All of those treats from the table can really add up! While it may seem tempting to share your snacks with your best friend, the extra calories pets consume from table scraps can lead to weight gain. While kids are often the biggest culprits of sharing food with the pets, we urge the whole family to resist the extra treats while your pet is trying to lose weight. If you have other pets in the home, make sure your pet is not stealing any leftover food out of their bowls. If needed, separate pets during feeding times to ensure your pet is only eating their portion.
If your pets are free feeders, separating pets to eat can sometimes be a challenge. To get your pets on a fixed feeding schedule, leave their food down for a set amount of time (15-20 minutes) in the morning. After 15 minutes, pick up any remaining food and save it for later. Later that day, repeat this process again and give your pet a chance to eat before picking the food up. Eventually, your pets will learn that they should eat when food is available, since it is no longer available all of the time.
4) Add in Veggies
It is not unusual for owners to feel a little guilty about how little food their pet seems to get when trying to lose weight, especially when their new daily amount is significantly less than what they have been used to eating. One way to increase your pet’s food volume without increasing the calorie content is by adding canned or fresh veggies to their food.

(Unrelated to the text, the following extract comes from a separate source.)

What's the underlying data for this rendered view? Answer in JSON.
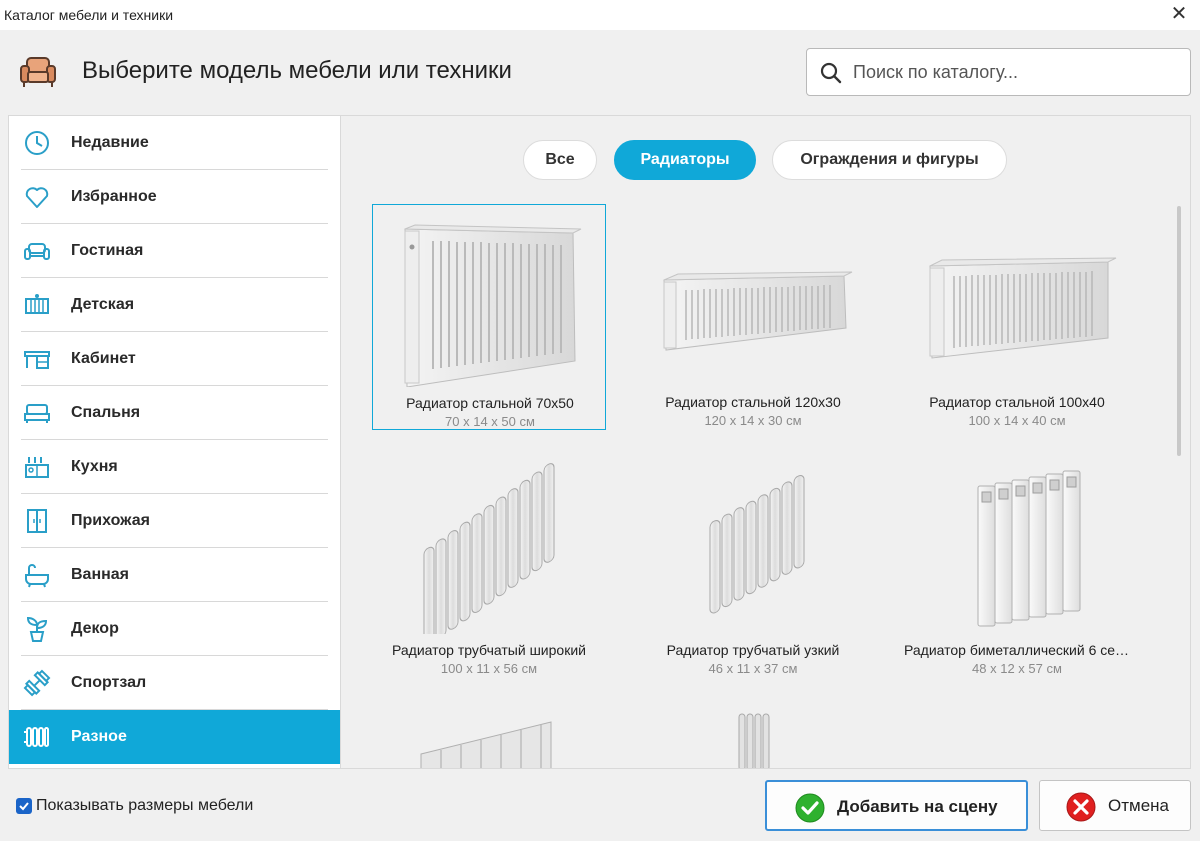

Canned green beans and carrots are cheap and easy and may be added to every meal. They may also be kept in the fridge and given as treats throughout the day, too!
Apples (no seeds or core) and blueberries also make for a sweet, low-calorie treat. We recommend limiting certain fruits and vegetables such as banana, sweet potato, and pumpkin for weight loss; while these are pet-friendly foods, they are more calorie-dense than other alternatives. We recommend giving any treat, fruit or otherwise, in moderation to avoid stomach upset.
5) Get Moving
When it comes to pet weight loss, food is often the biggest determining factor. However, just like humans, a combination of a healthy diet and exercise is the most effective way to lose weight! Try to increase your pet’s daily physical activity, even if it’s just throwing toys in the backyard. If your pet is not used to walking or running long distances, be sure to increase their physical activity gradually. Just like humans, pets have to build stamina and endurance, so be patient and pay attention to signs that your pet needs a break.